In an article at CNN.com titled "If it's cool, creative, and different, it's indie," journalist Catherine Andrews wrote:
"The term 'indie' traditionally refers to independent art -- music, film, literature or anything that fits under the broad banner of culture -- created outside of the mainstream and without corporate financing."
According to the Independent Book Publishing Professionals Group:
Like other independent artists, many indie book publishers face challenges that the industry giants don't experience. We typically have to work a lot harder to get our books into retail stores (or our authors onto Oprah) and ultimately into the hands of readers. As Chris Anderson reports in his bestselling business book The Long Tail:
"More than 99 percent of music albums on the market today are not available in Wal-Mart. ... Same for any other leading retailer and practically any other commodity [including] books... The vast majority of products are not available at a store near you."
So what is indie publishing? Indie publishing is going outside the normal run of agents/big publishers and going it on your own. You can self-publish, or you can go with a small press that publishes your book but leaves you to do all the work to get it places. It means not having as much help getting your books onto bookstore shelves. But it also means literary freedom, to write what you want and to express yourself in a way that may not be as acceptable in the mainstream marketplace.
Many indie authors have gone the e-book route. You can find hundreds of e-books published by indie authors on Amazon. That doesn't necessarily mean they're all good. For every good e-book out there, you're going to find a dozen that needed professional editing or shouldn't have been published at all. But now, in the digital age, anyone can be a writer.
Linda Gillard, a successful indie author has this to say about measuring success as an indie author:
As indies, we too are in danger of being driven by commercial rather than artistic concerns. One of the reasons we might be tempted down that road is that practically the only way you can get taken seriously as a writer is by earning shedloads of cash or winning a big prize. There's almost an artistic imperative to be financially successful so that the world (or at least the media) will hear your message and appreciate your talent
Well, even though I have a lot of them, I'm trying to work out for myself if an indie author actually needs readers to be "successful". Success for me is saying what I wanted to say in the way I wanted to say it, then putting it out there in a format that's accessible even to those with a low income.
To be sure, I love the regular income indie e-books have generated for me but by my own definition I was "successful" the minute I uploaded the novel no one would publish -- the one my own editor said was "unmarketable" and "in dire need of a re-write".
Success for me equals creative freedom. I know plenty of allegedly successful authors who don't have that.
So what does define a successful indie author? I think that's for the author to decide themselves. Some feel they're successful if they just get their books out to a reading population. Others look at the money they make as what drives their success rate. It truly all depends on the personality and the goal of the author.

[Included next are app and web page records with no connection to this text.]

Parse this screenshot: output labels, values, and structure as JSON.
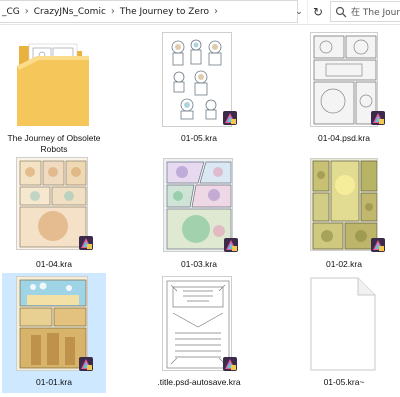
{
  "address_bar": {
    "crumbs": [
      "_CG",
      "CrazyJNs_Comic",
      "The Journey to Zero"
    ],
    "search_placeholder": "在 The Journey"
  },
  "files": [
    {
      "name": "The Journey of Obsolete Robots",
      "type": "folder"
    },
    {
      "name": "01-05.kra",
      "type": "kra"
    },
    {
      "name": "01-04.psd.kra",
      "type": "kra"
    },
    {
      "name": "01-04.kra",
      "type": "kra"
    },
    {
      "name": "01-03.kra",
      "type": "kra"
    },
    {
      "name": "01-02.kra",
      "type": "kra"
    },
    {
      "name": "01-01.kra",
      "type": "kra",
      "selected": true
    },
    {
      "name": ".title.psd-autosave.kra",
      "type": "kra"
    },
    {
      "name": "01-05.kra~",
      "type": "blank"
    }
  ],
  "colors": {
    "selection": "#cde8ff",
    "folder": "#f5c75a"
  }
}
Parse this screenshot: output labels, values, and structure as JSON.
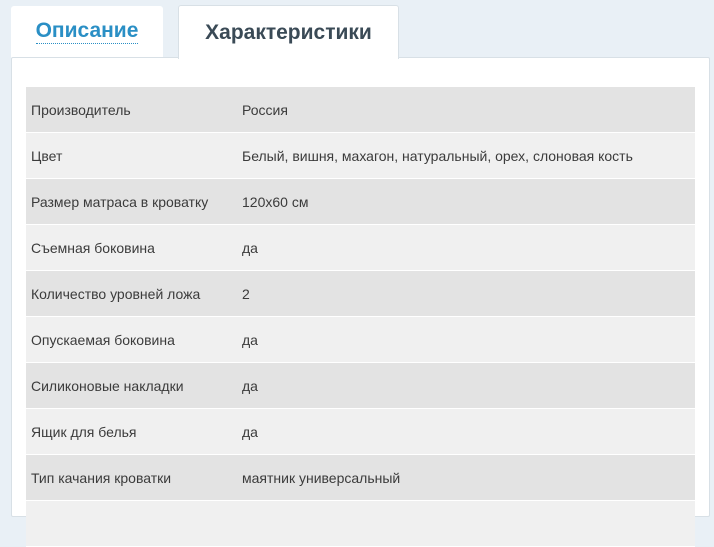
{
  "tabs": [
    {
      "label": "Описание",
      "active": false
    },
    {
      "label": "Характеристики",
      "active": true
    }
  ],
  "specs": [
    {
      "key": "Производитель",
      "value": "Россия"
    },
    {
      "key": "Цвет",
      "value": "Белый, вишня, махагон, натуральный, орех, слоновая кость"
    },
    {
      "key": "Размер матраса в кроватку",
      "value": "120х60 см"
    },
    {
      "key": "Съемная боковина",
      "value": "да"
    },
    {
      "key": "Количество уровней ложа",
      "value": "2"
    },
    {
      "key": "Опускаемая боковина",
      "value": "да"
    },
    {
      "key": "Силиконовые накладки",
      "value": "да"
    },
    {
      "key": "Ящик для белья",
      "value": "да"
    },
    {
      "key": "Тип качания кроватки",
      "value": "маятник универсальный"
    },
    {
      "key": "",
      "value": ""
    }
  ],
  "colors": {
    "link_blue": "#2a8fc5",
    "active_tab_text": "#3a4a56",
    "page_bg": "#e9f0f6",
    "row_odd": "#e3e3e3",
    "row_even": "#f0f0f0"
  }
}
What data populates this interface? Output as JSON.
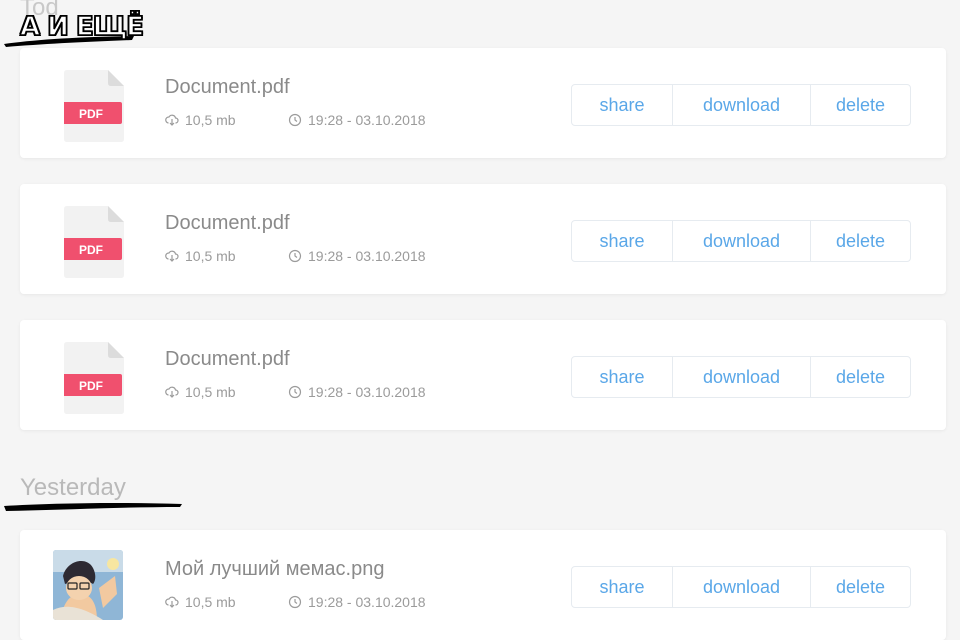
{
  "overlay_caption": "А И ЕЩЁ",
  "sections": [
    {
      "heading": "Tod",
      "files": [
        {
          "name": "Document.pdf",
          "type_badge": "PDF",
          "icon": "pdf-file-icon",
          "size": "10,5 mb",
          "datetime": "19:28 - 03.10.2018"
        },
        {
          "name": "Document.pdf",
          "type_badge": "PDF",
          "icon": "pdf-file-icon",
          "size": "10,5 mb",
          "datetime": "19:28 - 03.10.2018"
        },
        {
          "name": "Document.pdf",
          "type_badge": "PDF",
          "icon": "pdf-file-icon",
          "size": "10,5 mb",
          "datetime": "19:28 - 03.10.2018"
        }
      ]
    },
    {
      "heading": "Yesterday",
      "files": [
        {
          "name": "Мой лучший мемас.png",
          "icon": "image-thumbnail",
          "size": "10,5 mb",
          "datetime": "19:28 - 03.10.2018"
        }
      ]
    }
  ],
  "actions": {
    "share": "share",
    "download": "download",
    "delete": "delete"
  },
  "colors": {
    "accent": "#5aa7e8",
    "pdf_badge": "#f0506e",
    "background": "#f5f5f5",
    "card": "#ffffff"
  }
}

Is indie publishing better than traditional publishing? I can't say one way or the other. I can say it's different, and new, and change is often frightening for those who don't want the world to change. But I say let's open the world to everyone. Let's see what happens.